Title App vs. Web for Surveys of Smartphone Users
Year 2015
Access date 08.07.2015

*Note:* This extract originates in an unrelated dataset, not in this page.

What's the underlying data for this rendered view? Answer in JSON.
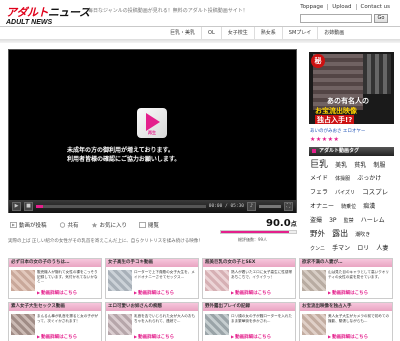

Smartphone ownership has steadily increased since 2011 and accordingly so has the use of mobile applications or “apps”. The use of the internet for surveys has risen as well, with about a fifth of general population web surveys now being taken on mobile phones. A logical next step is to see whether we can marry the two trends, moving web surveys from a browser to an app on mobile phones. However this approach raises questions as to whether respondents would be willing to download an app and actually use it, and how the data collected via an app differs from data collected from a web browser survey on mobile. To answer these questions the Pew Research Center conducted an experiment that randomly assigned 2,146 members of a survey panel to receive a series of short surveys either on a mobile app or on a mobile browser. Of those invited, 91% have agreed to participate. The sample source for this experiment was the Pew Research Center’s American Trends Panel, a nationally representative probability-based panel. This experiment used a signal-contingent experience sampling method to survey respondents twice a day for seven days about their smartphone use. Panelists were signaled via text message and email for both the mobile browser and app groups, as well as push notification for the app group. The study is in the field at this time and will be completed in November. Willingness to download the app will be examined as will response rate, non - response bias, and differences in substantive responses by treatment group. In addition to tabular comparisons of cooperating and non-cooperating groups, a multivariate analysis of the factors predicting consent and cooperation will be conducted.

Year of publication2015
Bibliographic typeConferences, workshops, tutorials, presentations